[21]      The nature of the defamatory statement was serious. The extent of the publication of the defamatory statement was aggravated by the repetition thereof which reached the national membership of the MUN. No apology was ever made. The effect of the statement on plaintiff was that his career in MUN was effectively destroyed.14

[22]      The court finds in favour of the plaintiff and the following order is made:

1.    Plaintiff succeeds in his defamation claim against the defendant.

2.    Plaintiff is awarded damages in the amount of N$60 000.00 for injury to his dignity and reputation.

3.    Interest on the amount of N$60 000.00 at the rate of 20% per annum a tempore morae from date of judgment to date of final payment.

4.    Cost of suit.


GH Oosthuizen



PLAINTIFF:                       Mr Viljoen

                                        From Viljoen & Associates, Windhoek

FIRST DEFENDANT:         Mr Nehemia   

                                       Litigant in person

1International Tobacco Co of SA Ltd v Wolheim 1953 (2) SA 603 (A) 613-614.

2Notices bundle B, pp 26, 27 and 30.

3Govan v Skidmore 1952 (1) SA 732 (N) at 734A - D: Cited with approval in M Pupkewitz & Sons (Pty) Ltd t/a Pupkewitz MegaBuilt v Kurz 2008 (2) NR 775 (SC) at 790B-C.

4See Afshani and Another v Vaatz 2006 (1) NR 35 (HC).

5Daniels, H, 2007, Becks Theory and Principles of Pleading in Civil Action, (7th ED) Durban: LexisNexis, p 280.

6Trusco Group International v Shikongo 2010 (2) NR 377 at 387B-D.

7National Employers’ General Insurance Co Ltd v Jagers 1984 (4) SA 437 (E) at 440 E – G, cited with approval in Van der Berg v Motor Vehicle Accident Fund 2009 (2) NR 551 (HC) at 564 and 565, paragraph [54].

8Pleadings bundle page 97.

9Ndeitunga v Kavaongelwa (I 3967/2009) [2016] NAHCMD 99 (11 April 2016).

10Ibid 10.

112010 (2) NR 377 (SC).

12Ibid 12.
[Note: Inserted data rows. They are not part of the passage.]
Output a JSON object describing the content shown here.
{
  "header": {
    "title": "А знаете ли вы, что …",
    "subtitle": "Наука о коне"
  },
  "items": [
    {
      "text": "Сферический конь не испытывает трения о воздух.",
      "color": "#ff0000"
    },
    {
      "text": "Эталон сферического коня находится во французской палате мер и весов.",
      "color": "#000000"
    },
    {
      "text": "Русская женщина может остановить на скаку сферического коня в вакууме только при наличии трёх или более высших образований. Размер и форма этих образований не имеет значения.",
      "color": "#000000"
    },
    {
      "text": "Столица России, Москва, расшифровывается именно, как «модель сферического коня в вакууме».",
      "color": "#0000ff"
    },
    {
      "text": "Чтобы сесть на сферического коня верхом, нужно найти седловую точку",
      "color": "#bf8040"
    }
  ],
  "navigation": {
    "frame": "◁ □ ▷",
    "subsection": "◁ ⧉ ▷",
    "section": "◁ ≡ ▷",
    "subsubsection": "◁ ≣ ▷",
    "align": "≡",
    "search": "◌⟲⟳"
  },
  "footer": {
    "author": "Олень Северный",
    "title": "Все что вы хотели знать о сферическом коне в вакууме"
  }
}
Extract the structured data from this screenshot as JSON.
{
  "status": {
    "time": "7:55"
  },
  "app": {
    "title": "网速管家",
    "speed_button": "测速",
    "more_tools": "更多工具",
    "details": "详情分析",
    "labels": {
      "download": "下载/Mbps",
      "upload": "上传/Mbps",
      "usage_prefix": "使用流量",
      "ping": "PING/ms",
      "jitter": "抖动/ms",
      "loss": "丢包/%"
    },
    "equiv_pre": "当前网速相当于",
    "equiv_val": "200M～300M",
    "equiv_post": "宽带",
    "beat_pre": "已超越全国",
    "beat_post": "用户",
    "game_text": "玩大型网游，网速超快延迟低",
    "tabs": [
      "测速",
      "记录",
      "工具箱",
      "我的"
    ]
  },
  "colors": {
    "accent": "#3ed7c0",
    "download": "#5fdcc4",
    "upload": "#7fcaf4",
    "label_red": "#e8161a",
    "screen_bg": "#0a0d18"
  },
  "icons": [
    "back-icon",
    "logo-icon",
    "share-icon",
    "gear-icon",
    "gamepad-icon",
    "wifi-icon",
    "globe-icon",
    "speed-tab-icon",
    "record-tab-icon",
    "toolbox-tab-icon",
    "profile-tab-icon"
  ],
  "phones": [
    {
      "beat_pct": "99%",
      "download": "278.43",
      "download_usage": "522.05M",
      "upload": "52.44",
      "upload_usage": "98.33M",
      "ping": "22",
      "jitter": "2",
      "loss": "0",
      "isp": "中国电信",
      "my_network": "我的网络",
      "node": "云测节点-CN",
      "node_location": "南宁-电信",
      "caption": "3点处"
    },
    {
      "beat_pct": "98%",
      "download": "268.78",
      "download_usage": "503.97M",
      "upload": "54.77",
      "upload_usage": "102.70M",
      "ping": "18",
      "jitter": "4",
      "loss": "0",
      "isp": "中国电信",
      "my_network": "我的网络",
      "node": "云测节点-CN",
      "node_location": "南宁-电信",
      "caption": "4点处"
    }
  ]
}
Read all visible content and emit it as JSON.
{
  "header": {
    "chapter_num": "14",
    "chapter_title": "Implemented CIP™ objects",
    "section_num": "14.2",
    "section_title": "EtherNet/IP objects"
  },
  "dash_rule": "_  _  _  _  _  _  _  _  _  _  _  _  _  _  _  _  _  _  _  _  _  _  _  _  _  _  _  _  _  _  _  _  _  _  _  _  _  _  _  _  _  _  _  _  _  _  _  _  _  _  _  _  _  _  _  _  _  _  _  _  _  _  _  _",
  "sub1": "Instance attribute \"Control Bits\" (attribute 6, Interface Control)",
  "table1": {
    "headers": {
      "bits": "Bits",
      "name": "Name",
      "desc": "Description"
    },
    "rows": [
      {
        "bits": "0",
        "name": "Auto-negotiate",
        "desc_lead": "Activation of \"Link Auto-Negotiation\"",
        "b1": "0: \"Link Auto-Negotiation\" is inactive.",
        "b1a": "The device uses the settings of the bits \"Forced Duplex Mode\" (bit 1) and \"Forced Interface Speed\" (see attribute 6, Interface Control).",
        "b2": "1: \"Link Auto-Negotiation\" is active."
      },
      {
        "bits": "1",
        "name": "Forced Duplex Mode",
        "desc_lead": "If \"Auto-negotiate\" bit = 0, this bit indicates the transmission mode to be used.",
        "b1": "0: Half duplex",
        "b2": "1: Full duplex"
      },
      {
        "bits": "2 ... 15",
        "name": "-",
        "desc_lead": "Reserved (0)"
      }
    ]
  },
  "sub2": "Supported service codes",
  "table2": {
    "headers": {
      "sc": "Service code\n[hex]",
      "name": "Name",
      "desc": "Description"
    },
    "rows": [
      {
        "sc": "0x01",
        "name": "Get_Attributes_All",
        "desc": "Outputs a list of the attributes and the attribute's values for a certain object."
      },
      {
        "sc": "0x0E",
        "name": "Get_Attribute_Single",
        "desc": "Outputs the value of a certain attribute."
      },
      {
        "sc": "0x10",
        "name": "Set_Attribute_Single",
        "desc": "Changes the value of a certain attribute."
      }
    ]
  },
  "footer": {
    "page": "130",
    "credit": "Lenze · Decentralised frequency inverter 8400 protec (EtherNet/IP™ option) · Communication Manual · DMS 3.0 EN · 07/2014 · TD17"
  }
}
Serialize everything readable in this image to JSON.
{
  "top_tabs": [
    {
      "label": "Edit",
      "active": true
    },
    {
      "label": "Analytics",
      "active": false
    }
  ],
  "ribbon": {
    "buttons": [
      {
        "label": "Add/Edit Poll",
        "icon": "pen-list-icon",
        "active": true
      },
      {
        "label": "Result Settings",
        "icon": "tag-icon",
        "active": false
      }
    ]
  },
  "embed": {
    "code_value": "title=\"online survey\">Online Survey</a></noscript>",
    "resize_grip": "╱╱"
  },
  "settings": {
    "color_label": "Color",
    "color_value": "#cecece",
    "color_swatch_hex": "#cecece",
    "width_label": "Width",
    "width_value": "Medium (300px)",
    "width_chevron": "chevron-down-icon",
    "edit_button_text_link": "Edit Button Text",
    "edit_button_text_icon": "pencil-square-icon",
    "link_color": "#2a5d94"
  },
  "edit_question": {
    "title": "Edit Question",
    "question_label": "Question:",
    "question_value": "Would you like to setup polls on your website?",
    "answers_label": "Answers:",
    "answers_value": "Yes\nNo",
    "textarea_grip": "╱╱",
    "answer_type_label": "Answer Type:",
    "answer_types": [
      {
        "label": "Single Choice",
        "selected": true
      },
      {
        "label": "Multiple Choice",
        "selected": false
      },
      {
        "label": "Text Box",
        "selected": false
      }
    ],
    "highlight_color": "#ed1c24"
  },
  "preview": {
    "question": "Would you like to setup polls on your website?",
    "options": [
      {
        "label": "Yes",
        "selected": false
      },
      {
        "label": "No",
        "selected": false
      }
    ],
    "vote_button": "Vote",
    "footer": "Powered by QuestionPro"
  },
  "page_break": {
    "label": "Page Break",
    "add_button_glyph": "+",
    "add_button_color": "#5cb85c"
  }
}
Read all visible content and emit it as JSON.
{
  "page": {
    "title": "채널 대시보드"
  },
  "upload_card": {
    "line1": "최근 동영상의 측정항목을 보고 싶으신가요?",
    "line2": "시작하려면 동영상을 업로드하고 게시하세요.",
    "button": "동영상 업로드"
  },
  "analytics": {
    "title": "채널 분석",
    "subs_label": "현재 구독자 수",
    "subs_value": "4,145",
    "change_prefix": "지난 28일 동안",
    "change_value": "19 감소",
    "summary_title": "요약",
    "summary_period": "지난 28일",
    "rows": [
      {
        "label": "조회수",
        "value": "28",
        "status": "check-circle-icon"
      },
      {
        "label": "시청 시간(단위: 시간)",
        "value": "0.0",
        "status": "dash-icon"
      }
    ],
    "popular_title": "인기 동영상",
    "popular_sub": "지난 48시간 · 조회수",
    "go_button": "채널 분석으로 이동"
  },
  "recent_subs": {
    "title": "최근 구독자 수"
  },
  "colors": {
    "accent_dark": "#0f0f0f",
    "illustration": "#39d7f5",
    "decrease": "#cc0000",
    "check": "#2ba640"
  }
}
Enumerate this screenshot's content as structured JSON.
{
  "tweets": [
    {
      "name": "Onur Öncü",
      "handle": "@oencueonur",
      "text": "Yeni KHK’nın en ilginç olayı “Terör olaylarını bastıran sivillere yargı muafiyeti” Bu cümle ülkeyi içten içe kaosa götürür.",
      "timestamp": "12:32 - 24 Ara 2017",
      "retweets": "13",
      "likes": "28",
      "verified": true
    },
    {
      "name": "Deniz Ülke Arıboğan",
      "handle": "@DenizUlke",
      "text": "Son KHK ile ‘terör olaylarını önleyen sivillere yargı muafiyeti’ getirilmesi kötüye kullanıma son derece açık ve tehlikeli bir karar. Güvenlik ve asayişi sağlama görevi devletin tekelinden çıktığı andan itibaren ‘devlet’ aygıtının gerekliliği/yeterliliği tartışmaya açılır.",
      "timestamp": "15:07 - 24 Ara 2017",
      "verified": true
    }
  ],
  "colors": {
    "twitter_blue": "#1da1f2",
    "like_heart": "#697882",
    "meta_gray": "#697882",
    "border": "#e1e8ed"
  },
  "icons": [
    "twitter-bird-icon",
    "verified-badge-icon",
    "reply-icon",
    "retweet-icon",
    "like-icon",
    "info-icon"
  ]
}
13At 403C-E. See further cases of Nuule v Kambwela (I 629-2009) [2014] NAHCMD 219 (21 July 2014 and  University of Namibia v Kaaronda (I 1838/2010) [2012] NAHCMD 221 (23 July 2014).

14Mbura v Katjiri (I4382/2013) [2014] NAHCMD 265 (30 July 2014).